I'd like every entry returned exactly as it is, with the images left out.

----- Dataset extract -----

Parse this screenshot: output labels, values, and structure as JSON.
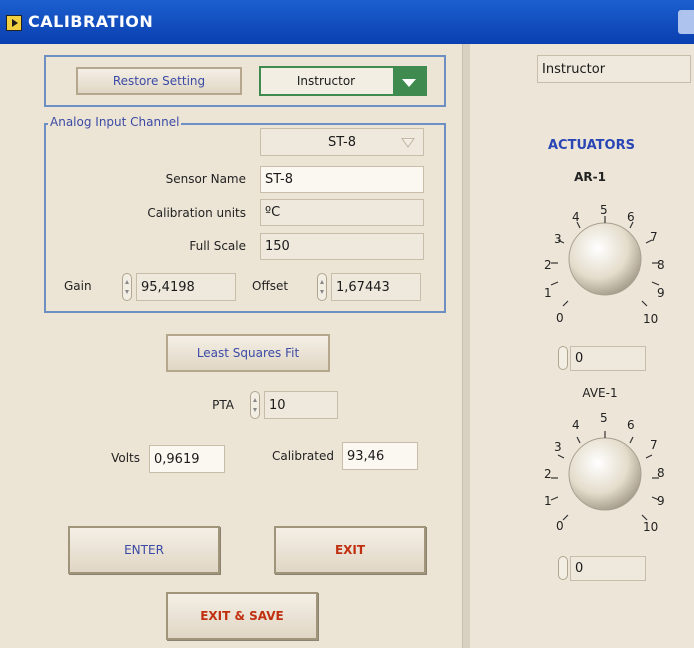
{
  "window": {
    "title": "CALIBRATION"
  },
  "controls": {
    "restore_label": "Restore Setting",
    "role_value": "Instructor"
  },
  "analog": {
    "group_label": "Analog Input Channel",
    "channel_value": "ST-8",
    "sensor_name_label": "Sensor Name",
    "sensor_name_value": "ST-8",
    "units_label": "Calibration units",
    "units_value": "ºC",
    "full_scale_label": "Full Scale",
    "full_scale_value": "150",
    "gain_label": "Gain",
    "gain_value": "95,4198",
    "offset_label": "Offset",
    "offset_value": "1,67443"
  },
  "fit": {
    "button_label": "Least Squares  Fit",
    "pta_label": "PTA",
    "pta_value": "10",
    "volts_label": "Volts",
    "volts_value": "0,9619",
    "calibrated_label": "Calibrated",
    "calibrated_value": "93,46"
  },
  "actions": {
    "enter_label": "ENTER",
    "exit_label": "EXIT",
    "exit_save_label": "EXIT & SAVE"
  },
  "actuators": {
    "user_display": "Instructor",
    "title": "ACTUATORS",
    "knob1_name": "AR-1",
    "knob1_value": "0",
    "knob2_name": "AVE-1",
    "knob2_value": "0",
    "scale": [
      "0",
      "1",
      "2",
      "3",
      "4",
      "5",
      "6",
      "7",
      "8",
      "9",
      "10"
    ]
  },
  "colors": {
    "title_bar": "#0a3fb0",
    "accent_green": "#3f8a4e",
    "label_blue": "#3b4aa5",
    "exit_red": "#c03010"
  }
}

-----

Your solution =>
Parse this screenshot: output labels, values, and structure as JSON.
{
  "window": {
    "title": "CALIBRATION"
  },
  "controls": {
    "restore_label": "Restore Setting",
    "role_value": "Instructor"
  },
  "analog": {
    "group_label": "Analog Input Channel",
    "channel_value": "ST-8",
    "sensor_name_label": "Sensor Name",
    "sensor_name_value": "ST-8",
    "units_label": "Calibration units",
    "units_value": "ºC",
    "full_scale_label": "Full Scale",
    "full_scale_value": "150",
    "gain_label": "Gain",
    "gain_value": "95,4198",
    "offset_label": "Offset",
    "offset_value": "1,67443"
  },
  "fit": {
    "button_label": "Least Squares  Fit",
    "pta_label": "PTA",
    "pta_value": "10",
    "volts_label": "Volts",
    "volts_value": "0,9619",
    "calibrated_label": "Calibrated",
    "calibrated_value": "93,46"
  },
  "actions": {
    "enter_label": "ENTER",
    "exit_label": "EXIT",
    "exit_save_label": "EXIT & SAVE"
  },
  "actuators": {
    "user_display": "Instructor",
    "title": "ACTUATORS",
    "knob1_name": "AR-1",
    "knob1_value": "0",
    "knob2_name": "AVE-1",
    "knob2_value": "0",
    "scale": [
      "0",
      "1",
      "2",
      "3",
      "4",
      "5",
      "6",
      "7",
      "8",
      "9",
      "10"
    ]
  },
  "colors": {
    "title_bar": "#0a3fb0",
    "accent_green": "#3f8a4e",
    "label_blue": "#3b4aa5",
    "exit_red": "#c03010"
  }
}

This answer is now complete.